Dataset rows for apps and sites
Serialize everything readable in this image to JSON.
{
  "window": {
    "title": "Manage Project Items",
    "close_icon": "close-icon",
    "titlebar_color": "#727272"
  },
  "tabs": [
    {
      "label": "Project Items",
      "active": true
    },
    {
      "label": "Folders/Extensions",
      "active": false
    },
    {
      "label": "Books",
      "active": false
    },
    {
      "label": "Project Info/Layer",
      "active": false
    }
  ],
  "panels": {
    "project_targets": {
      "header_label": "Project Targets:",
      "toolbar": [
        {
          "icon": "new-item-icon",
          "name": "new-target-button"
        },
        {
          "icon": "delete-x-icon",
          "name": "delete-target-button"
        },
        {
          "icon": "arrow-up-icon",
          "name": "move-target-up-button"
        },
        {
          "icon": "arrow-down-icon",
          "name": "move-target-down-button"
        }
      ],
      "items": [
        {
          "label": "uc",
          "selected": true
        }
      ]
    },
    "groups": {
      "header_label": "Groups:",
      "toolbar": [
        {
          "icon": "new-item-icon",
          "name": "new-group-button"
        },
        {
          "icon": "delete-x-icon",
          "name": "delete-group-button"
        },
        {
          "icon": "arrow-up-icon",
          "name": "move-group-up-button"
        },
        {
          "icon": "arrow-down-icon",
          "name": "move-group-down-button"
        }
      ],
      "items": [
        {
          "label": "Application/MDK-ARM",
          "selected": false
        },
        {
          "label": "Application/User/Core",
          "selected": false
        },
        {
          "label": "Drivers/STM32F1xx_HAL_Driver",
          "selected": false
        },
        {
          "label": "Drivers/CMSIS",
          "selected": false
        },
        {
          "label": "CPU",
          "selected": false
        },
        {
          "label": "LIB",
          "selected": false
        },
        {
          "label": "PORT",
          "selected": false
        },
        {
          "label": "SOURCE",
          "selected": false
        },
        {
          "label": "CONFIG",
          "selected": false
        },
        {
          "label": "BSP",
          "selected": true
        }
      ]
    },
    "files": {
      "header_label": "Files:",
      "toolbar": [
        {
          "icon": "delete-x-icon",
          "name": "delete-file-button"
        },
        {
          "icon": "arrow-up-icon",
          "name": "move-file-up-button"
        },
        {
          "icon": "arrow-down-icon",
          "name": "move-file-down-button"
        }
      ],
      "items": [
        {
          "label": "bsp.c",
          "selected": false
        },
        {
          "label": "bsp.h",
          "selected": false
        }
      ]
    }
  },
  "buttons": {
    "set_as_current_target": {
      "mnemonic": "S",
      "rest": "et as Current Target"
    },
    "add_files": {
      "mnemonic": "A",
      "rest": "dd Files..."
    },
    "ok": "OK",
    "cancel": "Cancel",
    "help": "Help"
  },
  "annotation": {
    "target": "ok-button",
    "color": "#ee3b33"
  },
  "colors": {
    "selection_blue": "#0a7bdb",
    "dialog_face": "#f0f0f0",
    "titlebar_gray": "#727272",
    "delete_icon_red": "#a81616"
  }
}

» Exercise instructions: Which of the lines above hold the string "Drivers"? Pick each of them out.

» Answer to the exercise:
          "label": "Drivers/STM32F1xx_HAL_Driver",
          "label": "Drivers/CMSIS",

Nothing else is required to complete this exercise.